A voice floated in from behind Brandon, “He sure could, but not you Rand.” Brandon turned to see another man approaching, taking interest in the scene. He was shorter than the one he called Rand. Fatter too, but he carried the bulk well. He had short blonde hair and a full yet unkempt beard that made an attempt at giving him a rough look, but his face dispelled that instantly. Brandon couldn’t decide immediately what it was about the look of him that did it, but he seemed to exude friendship and charisma. His smile perched in between laughter and a genuine joy at encountering whoever it was he was looking at. He came to a stop just behind Brandon’s shoulder, like a body guard or close friend trying to show support. “I think you should go now Rand. This little one's not worth the effort.” Rand sneered at him, but he got up and walked away. A tension released from Brandon as his new companion stepped around to where Rand was, turned the chair back, and sat down. “I’m Jayme,” he said joyfully, extending his hand to shake.
Brandon took it gladly and replied, “Brandon. Thanks for getting rid of that guy. He gives me the wigs.”
Jayme chuckled, “Yea, he does that.” He studied Brandon a bit and then said in a caring tone, “You’re having a hard time with it huh?”
Surprise and confusion filled Brandon’s eyes, but he played dumb, not wanting to sound stupid, “What do you mean?”
Jayme smiled brightly making Brandon feel a little stupid for being embarrassed. “What’s it been? 2…3 weeks tops? Family life starting to strain? Friends don’t feel like friends anymore?”
Shocked, Brandon replied, “Yea. Yea, that’s it exactly. How did you know?”
Jayme just shrugged. “Seems to me like you have a choice to make then.”
“Yea? What’s that?”
“Well, you could either play along and choose a side. . .” Jayme said cryptically.
“What do you mean, choose a side?”
“Ya know: right or wrong, good or evil, light or dark…Shine or Shade.”
Brandon didn’t much like the sound of that. He wasn’t sure he even knew the difference between right and wrong these days. “Or?”
“Or…you could come with us. We’ll gladly take you. We take all shapes and sizes.” Another smile and Brandon felt that sensation tug at him again, but this time he knew with complete certainty that it came from Jayme.
“It was you,” Brandon said, only half trying to make it sound like an accusation. Jayme beamed. “But, who are you? Who’s us?”
“They call us freaks, outcasts, circus people…carnival kids seems to be the most popular these days, but that’s not really who we are.”
“Then what?” Brandon asked again.

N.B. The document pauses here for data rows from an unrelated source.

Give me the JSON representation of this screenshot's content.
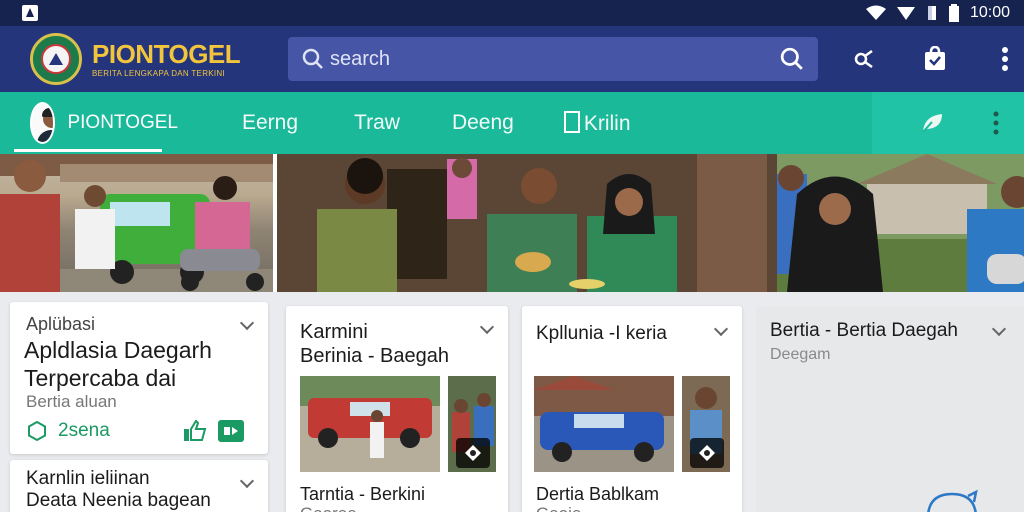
{
  "statusbar": {
    "time": "10:00"
  },
  "header": {
    "brand_title": "PIONTOGEL",
    "brand_subtitle": "BERITA LENGKAPA DAN TERKINI",
    "search_placeholder": "search"
  },
  "categories": {
    "profile_name": "PIONTOGEL",
    "tabs": [
      "Eerng",
      "Traw",
      "Deeng",
      "Krilin"
    ]
  },
  "cards": [
    {
      "kicker": "Aplübasi",
      "title_line1": "Apldlasia Daegarh",
      "title_line2": "Terpercaba dai",
      "subtitle": "Bertia aluan",
      "tag": "2sena"
    },
    {
      "title_line1": "Karmini",
      "title_line2": "Berinia - Baegah",
      "caption": "Tarntia - Berkini",
      "caption2": "Gaoree"
    },
    {
      "title_line1": "Kpllunia -I keria",
      "caption": "Dertia Bablkam",
      "caption2": "Gaoie"
    },
    {
      "title_line1": "Bertia - Bertia Daegah",
      "subtitle": "Deegam"
    },
    {
      "title_line1": "Karnlin ieliinan",
      "title_line2": "Deata Neenia bagean"
    }
  ],
  "colors": {
    "status_bar": "#16234f",
    "app_bar": "#24357c",
    "brand_gold": "#f3c53d",
    "category_bar": "#1ab99a",
    "tag_green": "#1b9a63"
  }
}
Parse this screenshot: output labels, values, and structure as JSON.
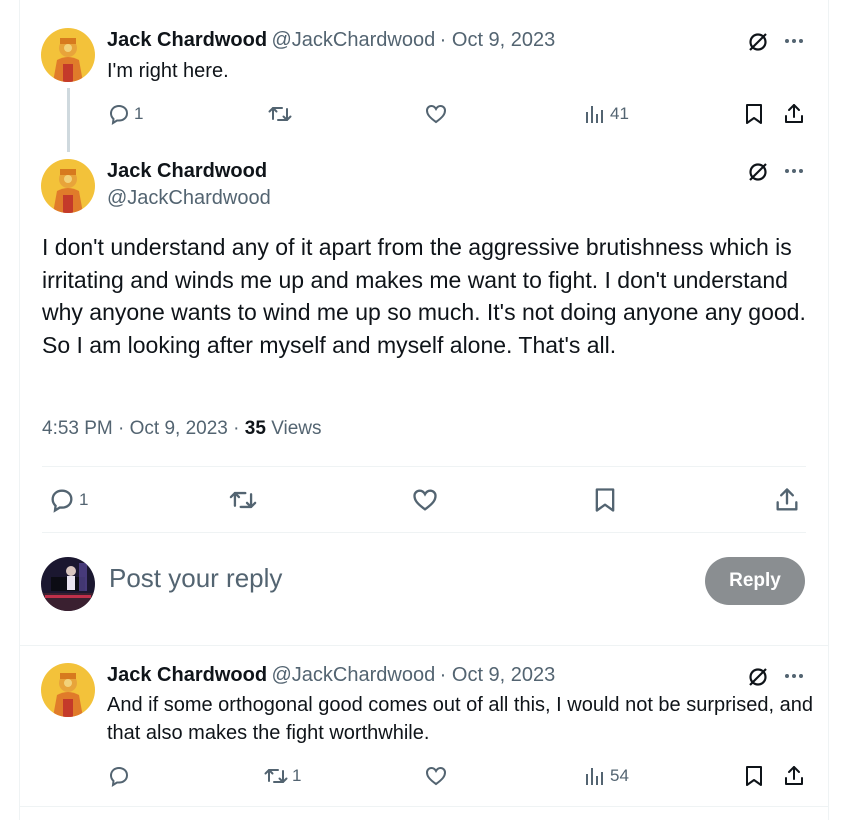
{
  "tweets": [
    {
      "name": "Jack Chardwood",
      "handle": "@JackChardwood",
      "date": "· Oct 9, 2023",
      "text": "I'm right here.",
      "replies": "1",
      "reposts": "",
      "views": "41"
    },
    {
      "name": "Jack Chardwood",
      "handle": "@JackChardwood",
      "date": "· Oct 9, 2023",
      "text": "And if some orthogonal good comes out of all this, I would not be surprised, and that also makes the fight worthwhile.",
      "replies": "",
      "reposts": "1",
      "views": "54"
    }
  ],
  "main": {
    "name": "Jack Chardwood",
    "handle": "@JackChardwood",
    "text": "I don't understand any of it apart from the aggressive brutishness which is irritating and winds me up and makes me want to fight. I don't understand why anyone wants to wind me up so much. It's not doing anyone any good. So I am looking after myself and myself alone. That's all.",
    "time": "4:53 PM · Oct 9, 2023 ·",
    "views_count": "35",
    "views_label": "Views",
    "replies": "1"
  },
  "reply_box": {
    "placeholder": "Post your reply",
    "button_label": "Reply"
  },
  "icons": [
    "verified-off-icon",
    "more-icon",
    "reply-icon",
    "repost-icon",
    "like-icon",
    "views-icon",
    "bookmark-icon",
    "share-icon"
  ],
  "colors": {
    "text": "#0f1419",
    "secondary": "#536471",
    "border": "#eff3f4",
    "reply_button_disabled": "#8a8e91"
  }
}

A warmth seemed to stretch out from Jayme’s core. Brandon felt safe and accepted inside its influence. “Why, we’re family, of course. Come with me. I’ll show you.”
Brandon stood and followed him off into the club and for the first time since Halloween he felt normal again; like he belonged in the world. He didn’t know what was coming next, but he felt like he had finally found his place in the strange new world he was now a part of.
**This story is dedicated to the loving memory of Jayme Locascio. We still think of you, all the time.